  • Benson’s Enlarging the Circle group is registered with the Reconciling Ministries Network. We strive to promote acceptance and inclusion and create a welcoming environment for both current and prospective members in the LGBTQ+ community.
  • The church has posted signs at the parking lot and Narthex entrances that announce our welcoming intent by stating that we love our neighbors, regardless of how they think, love, look, or pray and exhorting everyone to love neighbors with no exceptions.
  • The Social Justice Book Study has discussed Matthew Vines’ God and the Gay Christian as well as Megan Scott Roper’s Unfollow.

Criminal Justice

Following the biblical call to remember those in prison, we recognize the inequities inherent in the criminal justice system and the challenges that those entangled in it face.

  • We have highlighted this issue as part of the Living Our Faith series, including presentations about indigent defense and mass incarceration.
  • Our Social Justice Book Study began by reading Michelle Alexander’s The New Jim Crow.
  • We invited William Elmore, a previously justice-involved person who founded the reentry group Wounded Healers, and Daniel Bowes, formerly of the NC Justice Center’s Second Chance project, to speak with us in a small group.

Poverty

God calls us to care for the poor, and to do that we must see them and understand their issues.

  • Benson Memorial engages with many missions that address poverty, such as Family Promise, North Raleigh Ministry, and Step Up Ministry.
  • We have spotlighted this issue in our Living Our Faith series, with presentations about homelessness, the work of the Raleigh Rescue Mission, and other related topics.

Voting rights

We believe that full participation in society without hierarchical boundaries is in line with Christian teaching, and voting is a critical part of that participation.

  • An early Living Our Faith session comprised a panel discussing voting in the state.
  • Members of the Social Justice Book Study watched a documentary about voter suppression in the 2018 Georgia gubernatorial election and engaged potential voters through an organization called Reclaim Our Vote.
  • Our first racial equity demonstration also focused on the importance of voting, and the church has displayed signs encouraging people to vote.

Immigration

The Bible tells us to welcome the stranger, and we are called to carry this out in our present life as immigrants and refugees risk all to find safety and security.

  • We sponsored and signed, along with other congregations and groups, a statement expressing concern about the humanitarian crisis taking place in our country regarding immigrants, refugees, and our own citizens.
  • One of our members has been very involved in this issue, and she shared her experiences in a Living Our Faith presentation.
  • Another Living Our Faith presentation involved having representatives from Lutheran Family Services talk about their work with refugees.

We continually look for ways to promote and to take action on these subjects and other important social justice matters.
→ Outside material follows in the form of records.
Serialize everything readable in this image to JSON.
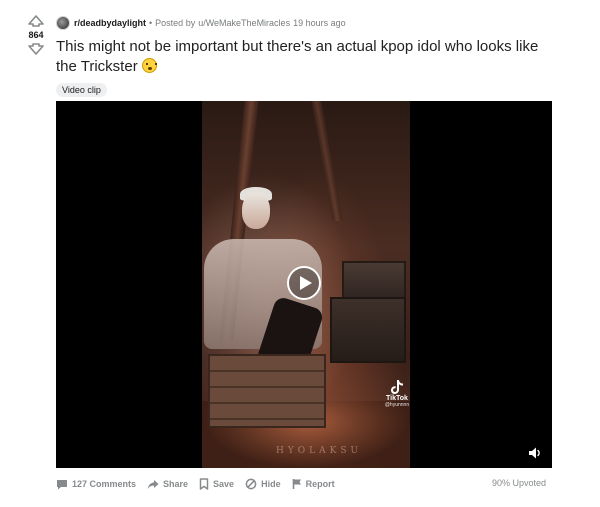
{
  "vote": {
    "count": "864",
    "upvote_icon": "arrow-up-icon",
    "downvote_icon": "arrow-down-icon"
  },
  "post": {
    "subreddit": "r/deadbydaylight",
    "posted_by": "Posted by",
    "author": "u/WeMakeTheMiracles",
    "time": "19 hours ago",
    "title": "This might not be important but there's an actual kpop idol who looks like the Trickster",
    "title_emoji": "flushed-face",
    "flair": "Video clip"
  },
  "video": {
    "play_icon": "play-icon",
    "volume_icon": "volume-icon",
    "tiktok_label": "TikTok",
    "tiktok_handle": "@hyunnnn",
    "watermark": "HYOLAKSU"
  },
  "actions": {
    "comments": "127 Comments",
    "share": "Share",
    "save": "Save",
    "hide": "Hide",
    "report": "Report",
    "upvoted": "90% Upvoted"
  },
  "colors": {
    "meta_text": "#787c7e",
    "action_text": "#878a8c",
    "flair_bg": "#edeff1",
    "video_bg": "#000000"
  }
}
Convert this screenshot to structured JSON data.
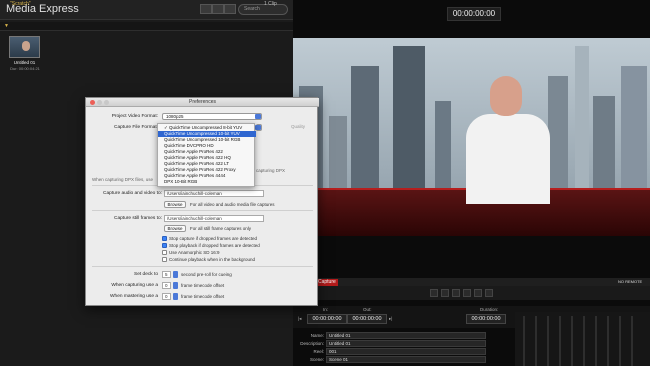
{
  "app": {
    "title": "Media Express",
    "search_placeholder": "Search",
    "bin_name": "\"Scratch\"",
    "clip_count": "1 Clip",
    "clip": {
      "name": "Untitled 01",
      "duration": "Dur: 00:00:04:21"
    }
  },
  "viewer": {
    "timecode": "00:00:00:00"
  },
  "transport": {
    "capture_label": "Capture",
    "remote_status": "NO REMOTE"
  },
  "inout": {
    "in_label": "In:",
    "out_label": "Out:",
    "duration_label": "Duration:",
    "in_tc": "00:00:00:00",
    "out_tc": "00:00:00:00",
    "duration_tc": "00:00:00:00"
  },
  "metadata": [
    {
      "label": "Name:",
      "value": "Untitled 01"
    },
    {
      "label": "Description:",
      "value": "Untitled 01"
    },
    {
      "label": "Reel:",
      "value": "001"
    },
    {
      "label": "Scene:",
      "value": "Scene 01"
    }
  ],
  "prefs": {
    "title": "Preferences",
    "project_video_format_label": "Project Video Format:",
    "project_video_format_value": "1080p25",
    "capture_file_format_label": "Capture File Format:",
    "quality_label": "Quality",
    "menu_items": [
      "✓ QuickTime Uncompressed 8-bit YUV",
      "QuickTime Uncompressed 10-bit YUV",
      "QuickTime Uncompressed 10-bit RGB",
      "QuickTime DVCPRO HD",
      "QuickTime Apple ProRes 422",
      "QuickTime Apple ProRes 422 HQ",
      "QuickTime Apple ProRes 422 LT",
      "QuickTime Apple ProRes 422 Proxy",
      "QuickTime Apple ProRes 4444",
      "DPX 10-Bit RGB"
    ],
    "menu_selected_index": 1,
    "dpx_note_left": "When capturing DPX files, use",
    "dpx_note_right": "capturing DPX",
    "audio_video_label": "Capture audio and video to:",
    "audio_video_path": "/Users/iainchuchill-coleman",
    "browse_label": "Browse",
    "audio_video_note": "For all video and audio media file captures",
    "stills_label": "Capture still frames to:",
    "stills_path": "/Users/iainchuchill-coleman",
    "stills_note": "For all still frame captures only",
    "checkboxes": [
      {
        "label": "Stop capture if dropped frames are detected",
        "checked": true
      },
      {
        "label": "Stop playback if dropped frames are detected",
        "checked": true
      },
      {
        "label": "Use Anamorphic SD 16:9",
        "checked": false
      },
      {
        "label": "Continue playback when in the background",
        "checked": false
      }
    ],
    "set_deck_label": "Set deck to",
    "set_deck_value": "5",
    "set_deck_suffix": "second pre-roll for cueing",
    "capturing_label": "When capturing use a",
    "capturing_value": "0",
    "capturing_suffix": "frame timecode offset",
    "mastering_label": "When mastering use a",
    "mastering_value": "0",
    "mastering_suffix": "frame timecode offset"
  },
  "colors": {
    "accent": "#2f66d0",
    "capture_red": "#b31b1b",
    "bin_gold": "#d8b44a"
  }
}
If you would like to participate with us in any of these areas or would like to share other ways that Benson Memorial can further God’s justice in our world, please reach out to John Reese at reessumey@mindspring.com or Susan Brooks at sebrks@bellsouth.net .